SEED is a competitive program carved out of the much larger, $2.3 billion state teacher quality grants program, which goes to every state. The percent of the SEED set-aside has creeped up gradually from 1 percent to its current figure, 2.3 percent. As I reported at the time, SEED was created in 2011 after federal earmark reform got rid of specific set-asides for Teach For America, the National Board for Professional Teaching Standards, and the National Writing Project. Instead, appropriators came up with the idea of a competition in which grantees would have to cite research evidence of their effectiveness.
This year’s winners include a range of subjects, from history through English, and both familiar names and new ones, and cover everything from mentoring programs, to teacher preparation, to inservice professional development, to advanced licensing.
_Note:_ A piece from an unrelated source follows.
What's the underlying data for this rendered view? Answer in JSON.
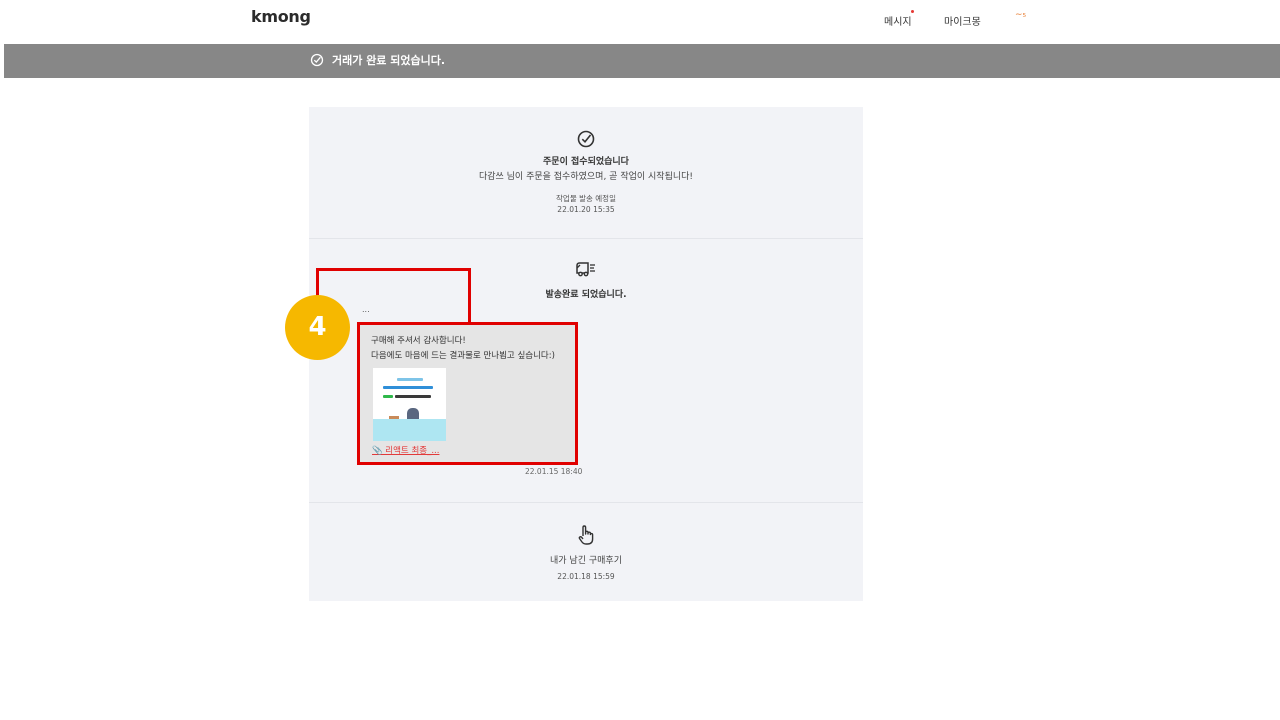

The Education Department estimates they will reach about 50,000 teachers.
- Center for Civic Education: $6.1 million
- Criterion Education: $5.1 million
- KIPP Foundation: $4.9 million
- National Board for Professional Teaching Standards: $3.8 million
- National Forum to Accelerate Middle Grades Reform: $1.7 million
- National Institute for Excellence in Teaching: $1.6 million
- National Writing Project: $5.4 million
- New Teacher Center: $2.5 million
- TNTP (New Teacher Project): $5.3 million
- National Center for Teacher Residencies: $4.4 million
- Teach For America: $7.6 million
- WestEd: $2.8 million
A version of this news article first appeared in the Teacher Beat blog.